Interested Observer
Guest
Interested Observer

Erika, “I know of a church where the priest put out the C4M petition at the back of the church” Would I be right in thinking that you are American? And therefore that it is unlikely that the people who signed in the case you cite are on the electoral roll of a constituency in the United Kingdom? That was one of the things that scuppered the oh-so-clever campaigning to swing the consultation exercise with form letters. Aside from the woeful misunderstanding of the process and purpose of government consultation exercises, which are not votes and therefore are not really… Read more »

Interested Observer
Guest
Interested Observer

Oh, and look at C4M’s statement:

“We are one of the largest campaign groups in the nation. We have many more active supporters than the two main political parties have members.”

I await, with bated breath, C4M being able to canvass door to door in support of candidates in not only every every constituency, but every council ward, in the country.

If C4M has a hundred active members, I would be surprised. There is a point past which they should be ignored until they can demonstrate that they aren’t just a tiny bunch of cranks meeting in front rooms.

Simon Sarmiento
Guest

Another letter from the CEO of Christian Concern Sent: 15 July 2013 Subject: Further note on bishops vote on marriage Bill Dear I copy below a letter I sent today to Richard Chapman, who replied to me in response to my letter which I circulated to you on Friday. This is the response that I sent to him earlier today. Kind regards Andrea Minichiello Williams ____________________________________________________ Dear Richard, Thank you for your email and for the obvious care you took over sending it, time-stamped, as it was, after midnight. However, I have to say I am extremely surprised at the… Read more »
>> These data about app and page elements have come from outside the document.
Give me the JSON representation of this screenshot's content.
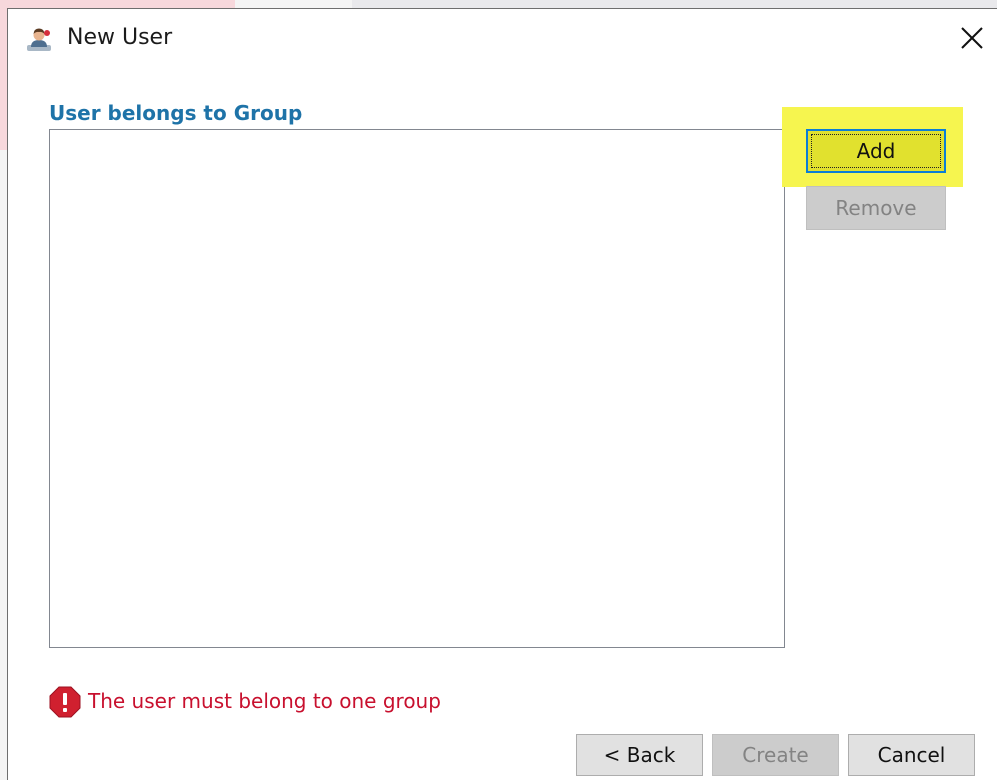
{
  "window": {
    "title": "New User",
    "icon": "user-icon"
  },
  "titlebar": {
    "close_icon": "close-icon"
  },
  "groups": {
    "label": "User belongs to Group",
    "items": []
  },
  "actions": {
    "add_label": "Add",
    "remove_label": "Remove"
  },
  "validation": {
    "icon": "error-icon",
    "message": "The user must belong to one group",
    "color": "#c8102e"
  },
  "footer": {
    "back_label": "< Back",
    "create_label": "Create",
    "cancel_label": "Cancel"
  },
  "colors": {
    "section_label": "#1e73a8",
    "highlight": "#f6f54f",
    "focus_border": "#0b7ed6"
  }
}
Erika Baker
Guest
Erika Baker

Interested Observer
“Would I be right in thinking that you are American? And therefore that it is unlikely that the people who signed in the case you cite are on the electoral roll of a constituency in the United Kingdom?”

I live in rural North Somerset, the church in question is one of our neighbouring parishes, a member of the congregation is a personal friend.

Tom
Guest
Tom

The moment may pass quickly enough but I am puzzled to see David Burrowes has put up an amendment to Lords Amendment 18

http://www.publications.parliament.uk/pa/bills/cbill/2013-2014/0094/amend/pbc0941607m.583-584.html

when there appear only 11 Amendments on the list given here:

http://www.publications.parliament.uk/pa/bills/cbill/2013-2014/0094/14094.1-4.html

Can anyone point to what Burrowe’s Amendment refers to?

Iain McLean
Guest
Iain McLean

Although Ms Williams has not distributed the letter from Richard Chapman to which she replies, its contents can be inferred in a Kremlinological way. It is clear that he told her that Lord Dear’s move was disastrous for those who opposed the Bill, because it generated an oversize majority in its favour at Second Reading. Which makes the ABC’s conduct at 2R, deploring the Dear move and then voting for it, all the more puzzling.

The sight of rows of elderly Peers wearing pink carnations yesterday was quite striking.

Interested Observer
Guest
Interested Observer

Erica: my apologies for my confusion. In regard to Andrea Minichiello Williams, one is irresistibly reminded of the (not entirely fictional) trope of the Japanese soldier, unaware that the war is over, fighting on for thirty years. The concern trolling for “employees” is preposterous: the Ladele case was fought to the ECHR, and was lost in every forum other than the initial ET. Had 26 Bishops turned up and voted en bloc then the amendments would still have been lost, but the damage to the CofE would have been irreparable. It would have shown a group of peers whose existence… Read more »

Laurence
Guest
Laurence

The sight of rows of elderly Peers wearing pink carnations yesterday was quite striking. Posted by: Iain McLean on Tuesday, 16 July 2013 at 9:44am BST It was wonderful ! Also when they came over to the stonewall rally to be with us for the singing by the Gay Men’s Chorus; and some making speeches rejoicing in all that has been achieved for ourselves and as a pointer to for the world ! Also Nick Clegg and Diane Abbott and a young war veteran. Also a lovely hug from my favourite baroness ! A strong and visible Christian presence was… Read more »